A MAJOR exhibition of prints by Renaissance artist Albrecht Durer opened at the Lady Lever Art Gallery on Friday.
Durer, who lived from 1471 to 1528, was the first great artist to achieve fame through prints, and earned his Europe wide reputation while still in his 20s.
Entitled Durer and Italy, the exhibition carries engraved classics by the Nuremburg born pioneer, alongside Italian works by his contemporaries.
Fascinated by Italy from an early age, Durer first visited in 1494 and stayed there between 1505 and 1507.
He promoted himself as an artist, met engravers and studied perspective, a technique then unknown in Germany.
He would go on to produce two distinct types of prints.
Cheap woodcuts, often sold as bound sets, were aimed at the popular market while his, more expensive, detailed engravings appealed to fellow artists and collectors.
Sandra Penketh, head of the Lady Lever said: “Durer is the greatest artist of the Northern Renaissance whose work has never been out of favour. These wonderful prints demonstrate how far his influence reached in his lifetime and beyond.”
The exhibition features 24 prints in total, eleven of which are by Durer.
They include his well-known images, the Fall of Man (Adam and Eve), The Prodigal Son and Melancholia.
Also featured is Wenceslas Hollar’s famous etching of the artist, based on a self-portrait that hangs in the Prado Gallery, Spain.
As his reputation grew, Durer became known to Raphael, who went on to provide sketches to be engraved by artists such as Marcantonio.
His Gothic Judgement of Paris and Massacre of the Innocents, both engraved in collaboration with Raphael, provide a dry, classical contrast to Durer’s work.

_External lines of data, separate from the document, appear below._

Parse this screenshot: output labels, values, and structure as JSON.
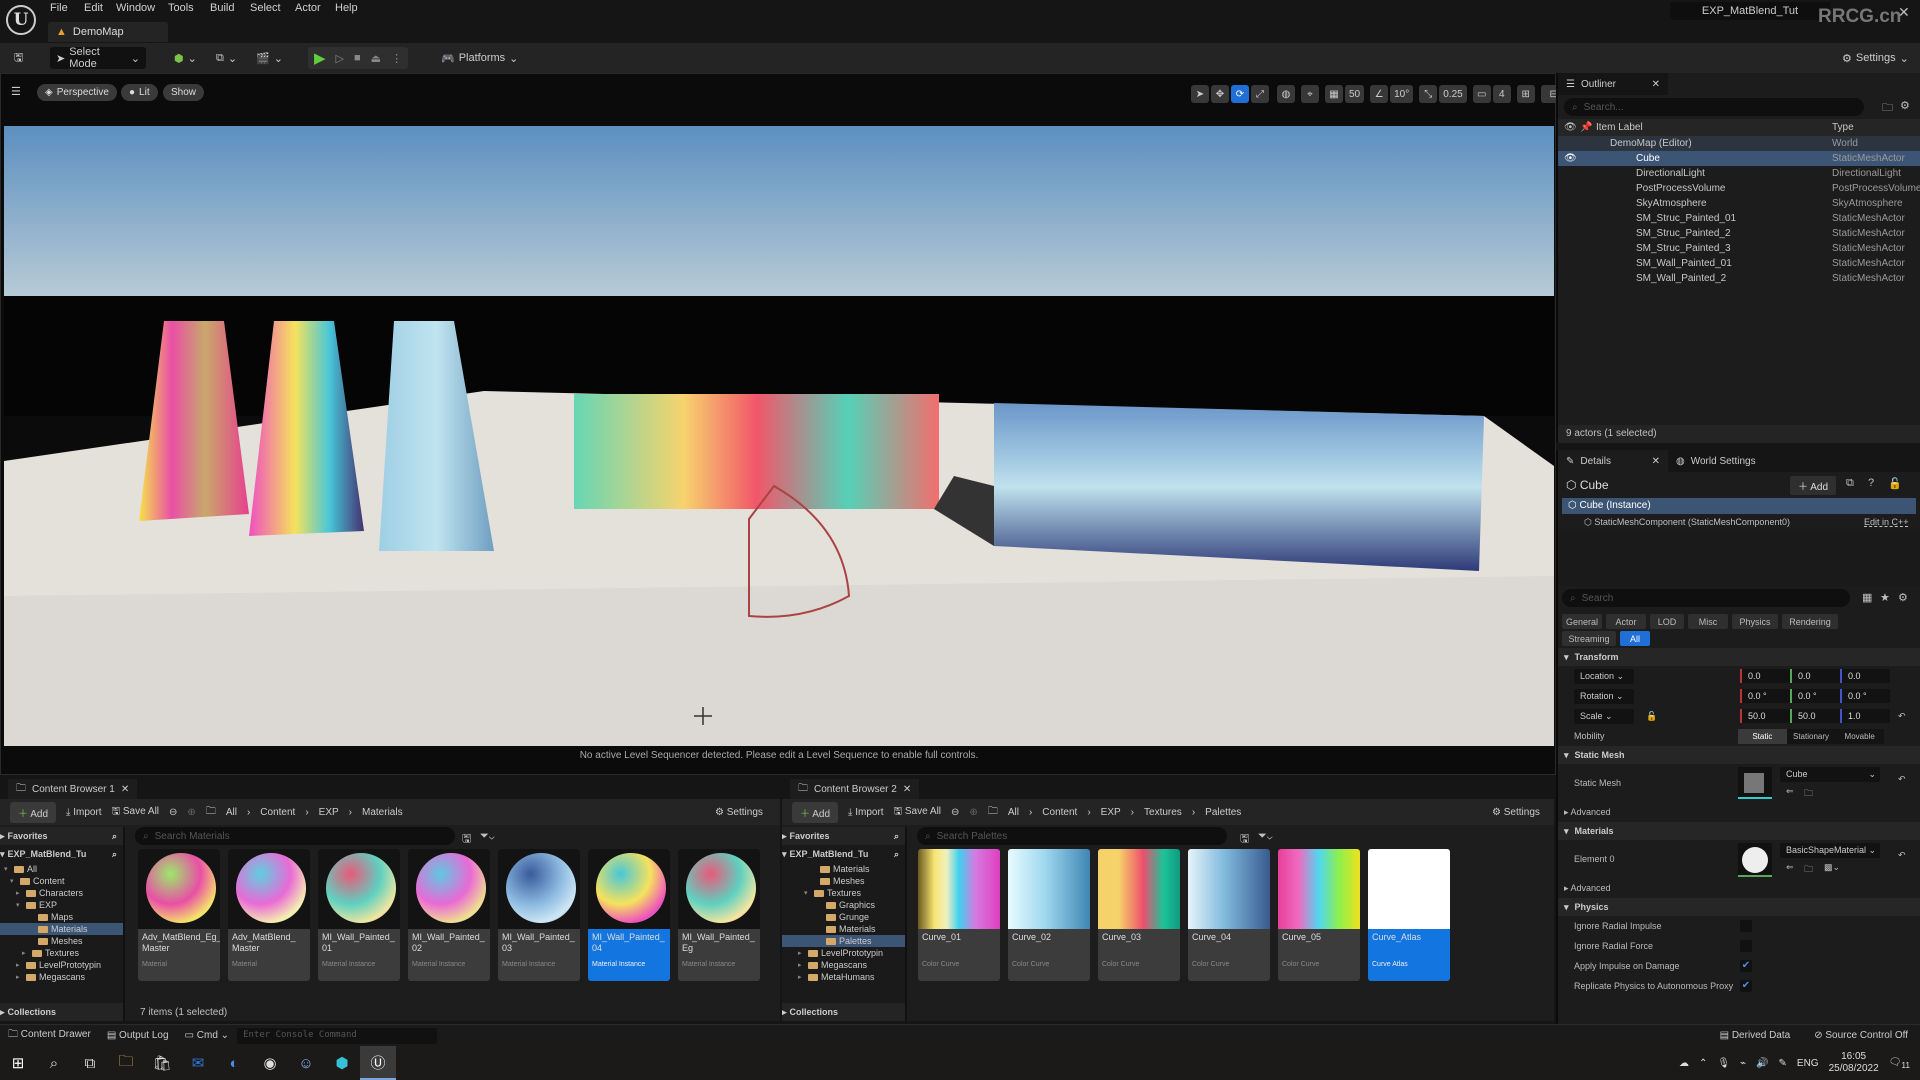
{
  "app": {
    "menu": [
      "File",
      "Edit",
      "Window",
      "Tools",
      "Build",
      "Select",
      "Actor",
      "Help"
    ],
    "map_tab": "DemoMap",
    "project_title": "EXP_MatBlend_Tut",
    "watermark": "RRCG.cn"
  },
  "toolbar": {
    "select_mode": "Select Mode",
    "platforms": "Platforms",
    "settings": "Settings"
  },
  "viewport": {
    "perspective": "Perspective",
    "lit": "Lit",
    "show": "Show",
    "grid_snap": "50",
    "rotation_snap": "10°",
    "scale_snap": "0.25",
    "camera_speed": "4",
    "sequencer_message": "No active Level Sequencer detected. Please edit a Level Sequence to enable full controls."
  },
  "outliner": {
    "tab": "Outliner",
    "search_placeholder": "Search...",
    "col_label": "Item Label",
    "col_type": "Type",
    "rows": [
      {
        "label": "DemoMap (Editor)",
        "type": "World"
      },
      {
        "label": "Cube",
        "type": "StaticMeshActor"
      },
      {
        "label": "DirectionalLight",
        "type": "DirectionalLight"
      },
      {
        "label": "PostProcessVolume",
        "type": "PostProcessVolume"
      },
      {
        "label": "SkyAtmosphere",
        "type": "SkyAtmosphere"
      },
      {
        "label": "SM_Struc_Painted_01",
        "type": "StaticMeshActor"
      },
      {
        "label": "SM_Struc_Painted_2",
        "type": "StaticMeshActor"
      },
      {
        "label": "SM_Struc_Painted_3",
        "type": "StaticMeshActor"
      },
      {
        "label": "SM_Wall_Painted_01",
        "type": "StaticMeshActor"
      },
      {
        "label": "SM_Wall_Painted_2",
        "type": "StaticMeshActor"
      }
    ],
    "status": "9 actors (1 selected)"
  },
  "details": {
    "tab": "Details",
    "world_settings_tab": "World Settings",
    "actor_name": "Cube",
    "add_label": "Add",
    "instance": "Cube (Instance)",
    "component": "StaticMeshComponent (StaticMeshComponent0)",
    "edit_cpp": "Edit in C++",
    "search_placeholder": "Search",
    "filters": [
      "General",
      "Actor",
      "LOD",
      "Misc",
      "Physics",
      "Rendering",
      "Streaming",
      "All"
    ],
    "transform_label": "Transform",
    "location_label": "Location",
    "rotation_label": "Rotation",
    "scale_label": "Scale",
    "location": [
      "0.0",
      "0.0",
      "0.0"
    ],
    "rotation": [
      "0.0 °",
      "0.0 °",
      "0.0 °"
    ],
    "scale": [
      "50.0",
      "50.0",
      "1.0"
    ],
    "mobility_label": "Mobility",
    "mobility_options": [
      "Static",
      "Stationary",
      "Movable"
    ],
    "static_mesh_section": "Static Mesh",
    "static_mesh_label": "Static Mesh",
    "static_mesh_value": "Cube",
    "advanced": "Advanced",
    "materials_section": "Materials",
    "element0_label": "Element 0",
    "element0_value": "BasicShapeMaterial",
    "physics_section": "Physics",
    "physics": [
      {
        "label": "Ignore Radial Impulse",
        "checked": false
      },
      {
        "label": "Ignore Radial Force",
        "checked": false
      },
      {
        "label": "Apply Impulse on Damage",
        "checked": true
      },
      {
        "label": "Replicate Physics to Autonomous Proxy",
        "checked": true
      }
    ]
  },
  "cb1": {
    "tab": "Content Browser 1",
    "add": "Add",
    "import": "Import",
    "save_all": "Save All",
    "settings": "Settings",
    "breadcrumb": [
      "All",
      "Content",
      "EXP",
      "Materials"
    ],
    "search_placeholder": "Search Materials",
    "favorites": "Favorites",
    "root": "EXP_MatBlend_Tu",
    "tree": [
      "All",
      "Content",
      "Characters",
      "EXP",
      "Maps",
      "Materials",
      "Meshes",
      "Textures",
      "LevelPrototypin",
      "Megascans"
    ],
    "collections": "Collections",
    "items": [
      {
        "name": "Adv_MatBlend_Eg_ Master",
        "type": "Material"
      },
      {
        "name": "Adv_MatBlend_ Master",
        "type": "Material"
      },
      {
        "name": "MI_Wall_Painted_ 01",
        "type": "Material Instance"
      },
      {
        "name": "MI_Wall_Painted_ 02",
        "type": "Material Instance"
      },
      {
        "name": "MI_Wall_Painted_ 03",
        "type": "Material Instance"
      },
      {
        "name": "MI_Wall_Painted_ 04",
        "type": "Material Instance"
      },
      {
        "name": "MI_Wall_Painted_ Eg",
        "type": "Material Instance"
      }
    ],
    "status": "7 items (1 selected)"
  },
  "cb2": {
    "tab": "Content Browser 2",
    "add": "Add",
    "import": "Import",
    "save_all": "Save All",
    "settings": "Settings",
    "breadcrumb": [
      "All",
      "Content",
      "EXP",
      "Textures",
      "Palettes"
    ],
    "search_placeholder": "Search Palettes",
    "favorites": "Favorites",
    "root": "EXP_MatBlend_Tu",
    "tree": [
      "Materials",
      "Meshes",
      "Textures",
      "Graphics",
      "Grunge",
      "Materials",
      "Palettes",
      "LevelPrototypin",
      "Megascans",
      "MetaHumans"
    ],
    "collections": "Collections",
    "items": [
      {
        "name": "Curve_01",
        "type": "Color Curve"
      },
      {
        "name": "Curve_02",
        "type": "Color Curve"
      },
      {
        "name": "Curve_03",
        "type": "Color Curve"
      },
      {
        "name": "Curve_04",
        "type": "Color Curve"
      },
      {
        "name": "Curve_05",
        "type": "Color Curve"
      },
      {
        "name": "Curve_Atlas",
        "type": "Curve Atlas"
      }
    ]
  },
  "statusbar": {
    "content_drawer": "Content Drawer",
    "output_log": "Output Log",
    "cmd": "Cmd",
    "console_placeholder": "Enter Console Command",
    "derived_data": "Derived Data",
    "source_control": "Source Control Off"
  },
  "taskbar": {
    "lang": "ENG",
    "time": "16:05",
    "date": "25/08/2022",
    "notifications": "11"
  },
  "colors": {
    "accent": "#1f6fd6",
    "selection": "#3d5575",
    "folder": "#d4a867"
  }
}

Also included in the collection, loaned by the Hunterian Museum and Gallery in Glasgow, are Durer’s most popular woodcuts Passion of the Christ and Life of the Virgin.
Durer and Italy runs at the Lady Lever Art Gallery, Port Sunlight, until September 26.